▶ _EXERCISE OBJECTIVE_
Every line below that includes the word "icon" needs to be copied.

──────── PROVIDED INFORMATION ────────

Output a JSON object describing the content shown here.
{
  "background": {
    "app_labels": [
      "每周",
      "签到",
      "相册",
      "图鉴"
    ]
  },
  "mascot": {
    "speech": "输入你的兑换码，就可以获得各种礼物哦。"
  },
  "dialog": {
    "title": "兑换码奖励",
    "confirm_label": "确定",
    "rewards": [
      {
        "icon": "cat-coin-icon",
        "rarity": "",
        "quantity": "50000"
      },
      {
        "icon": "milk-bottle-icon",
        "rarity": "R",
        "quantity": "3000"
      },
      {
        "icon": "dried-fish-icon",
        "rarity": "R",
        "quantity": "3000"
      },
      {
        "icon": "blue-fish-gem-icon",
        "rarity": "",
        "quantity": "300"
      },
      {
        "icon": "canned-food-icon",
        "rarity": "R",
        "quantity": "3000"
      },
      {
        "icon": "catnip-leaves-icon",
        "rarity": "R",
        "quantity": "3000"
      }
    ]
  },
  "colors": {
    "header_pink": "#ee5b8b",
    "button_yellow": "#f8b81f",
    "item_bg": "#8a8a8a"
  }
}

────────
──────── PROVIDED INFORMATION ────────

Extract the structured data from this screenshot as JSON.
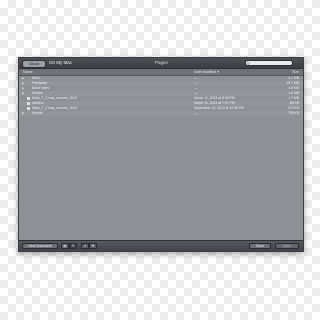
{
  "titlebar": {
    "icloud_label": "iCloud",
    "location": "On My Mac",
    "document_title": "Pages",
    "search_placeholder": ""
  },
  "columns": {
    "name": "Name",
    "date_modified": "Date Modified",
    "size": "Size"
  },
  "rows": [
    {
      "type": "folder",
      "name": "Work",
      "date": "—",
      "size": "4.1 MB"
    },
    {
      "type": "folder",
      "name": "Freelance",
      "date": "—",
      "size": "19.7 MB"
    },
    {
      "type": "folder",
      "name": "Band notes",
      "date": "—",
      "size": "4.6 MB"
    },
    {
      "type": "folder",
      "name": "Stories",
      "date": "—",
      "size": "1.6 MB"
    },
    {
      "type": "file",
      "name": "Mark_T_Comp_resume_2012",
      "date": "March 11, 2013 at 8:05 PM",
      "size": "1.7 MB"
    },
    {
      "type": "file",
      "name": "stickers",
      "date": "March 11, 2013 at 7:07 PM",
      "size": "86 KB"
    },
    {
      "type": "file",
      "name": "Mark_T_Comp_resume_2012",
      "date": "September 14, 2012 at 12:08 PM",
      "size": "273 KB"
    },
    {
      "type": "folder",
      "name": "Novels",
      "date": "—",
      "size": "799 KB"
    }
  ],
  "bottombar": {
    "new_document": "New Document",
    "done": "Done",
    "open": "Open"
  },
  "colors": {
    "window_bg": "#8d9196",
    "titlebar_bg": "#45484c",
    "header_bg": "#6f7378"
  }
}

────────

▶ _OUTPUT_
        "icon": "cat-coin-icon",
        "icon": "milk-bottle-icon",
        "icon": "dried-fish-icon",
        "icon": "blue-fish-gem-icon",
        "icon": "canned-food-icon",
        "icon": "catnip-leaves-icon",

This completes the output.